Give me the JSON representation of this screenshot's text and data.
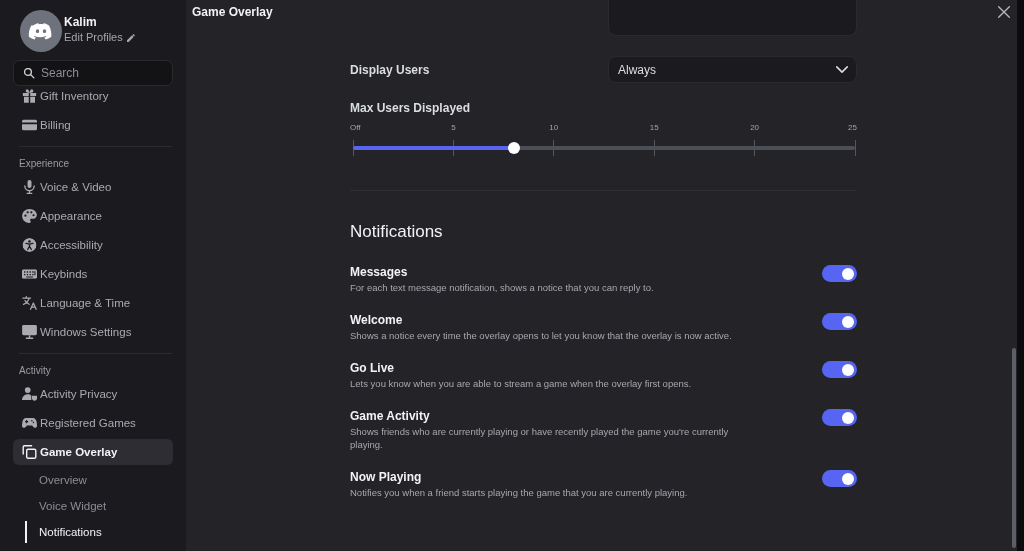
{
  "sidebar": {
    "profile": {
      "name": "Kalim",
      "subtitle": "Edit Profiles"
    },
    "search": {
      "placeholder": "Search"
    },
    "sections": [
      {
        "items": [
          {
            "label": "Gift Inventory",
            "selected": false
          },
          {
            "label": "Billing",
            "selected": false
          }
        ]
      },
      {
        "title": "Experience",
        "items": [
          {
            "label": "Voice & Video",
            "selected": false
          },
          {
            "label": "Appearance",
            "selected": false
          },
          {
            "label": "Accessibility",
            "selected": false
          },
          {
            "label": "Keybinds",
            "selected": false
          },
          {
            "label": "Language & Time",
            "selected": false
          },
          {
            "label": "Windows Settings",
            "selected": false
          }
        ]
      },
      {
        "title": "Activity",
        "items": [
          {
            "label": "Activity Privacy",
            "selected": false
          },
          {
            "label": "Registered Games",
            "selected": false
          },
          {
            "label": "Game Overlay",
            "selected": true,
            "children": [
              {
                "label": "Overview",
                "selected": false
              },
              {
                "label": "Voice Widget",
                "selected": false
              },
              {
                "label": "Notifications",
                "selected": true
              }
            ]
          }
        ]
      }
    ]
  },
  "header": {
    "title": "Game Overlay"
  },
  "overlay_settings": {
    "display_users": {
      "label": "Display Users",
      "value": "Always"
    },
    "max_users": {
      "label": "Max Users Displayed",
      "ticks": [
        "Off",
        "5",
        "10",
        "15",
        "20",
        "25"
      ],
      "level": 0.32
    }
  },
  "notifications": {
    "title": "Notifications",
    "items": [
      {
        "title": "Messages",
        "description": "For each text message notification, shows a notice that you can reply to.",
        "on": true
      },
      {
        "title": "Welcome",
        "description": "Shows a notice every time the overlay opens to let you know that the overlay is now active.",
        "on": true
      },
      {
        "title": "Go Live",
        "description": "Lets you know when you are able to stream a game when the overlay first opens.",
        "on": true
      },
      {
        "title": "Game Activity",
        "description": "Shows friends who are currently playing or have recently played the game you're currently playing.",
        "on": true
      },
      {
        "title": "Now Playing",
        "description": "Notifies you when a friend starts playing the game that you are currently playing.",
        "on": true
      }
    ]
  }
}
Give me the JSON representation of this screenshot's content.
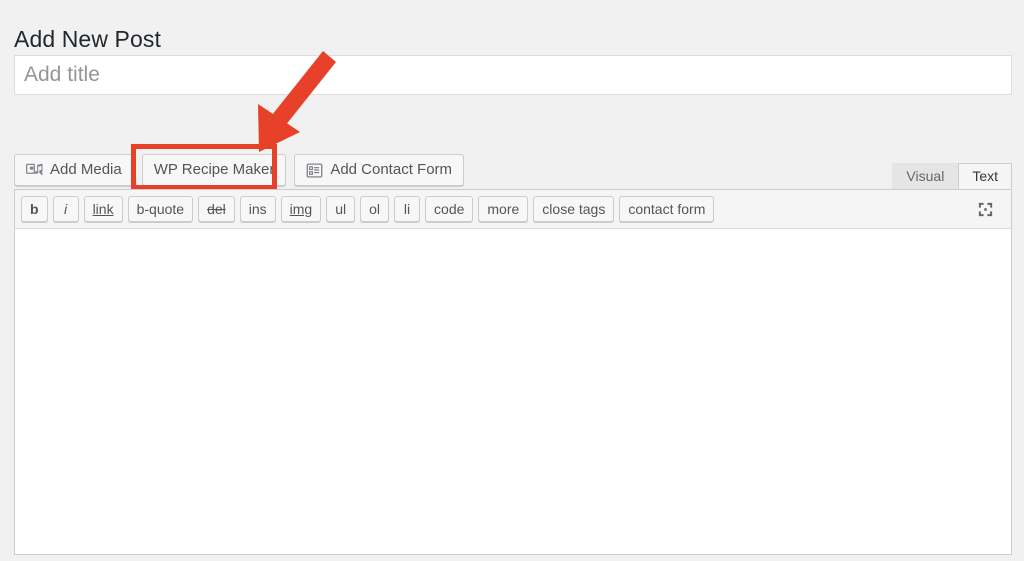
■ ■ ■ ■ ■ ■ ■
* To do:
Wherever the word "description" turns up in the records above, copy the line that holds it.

* Output of the task:
        "description": "For each text message notification, shows a notice that you can reply to.",
        "description": "Shows a notice every time the overlay opens to let you know that the overlay is now active.",
        "description": "Lets you know when you are able to stream a game when the overlay first opens.",
        "description": "Shows friends who are currently playing or have recently played the game you're currently playing.",
        "description": "Notifies you when a friend starts playing the game that you are currently playing.",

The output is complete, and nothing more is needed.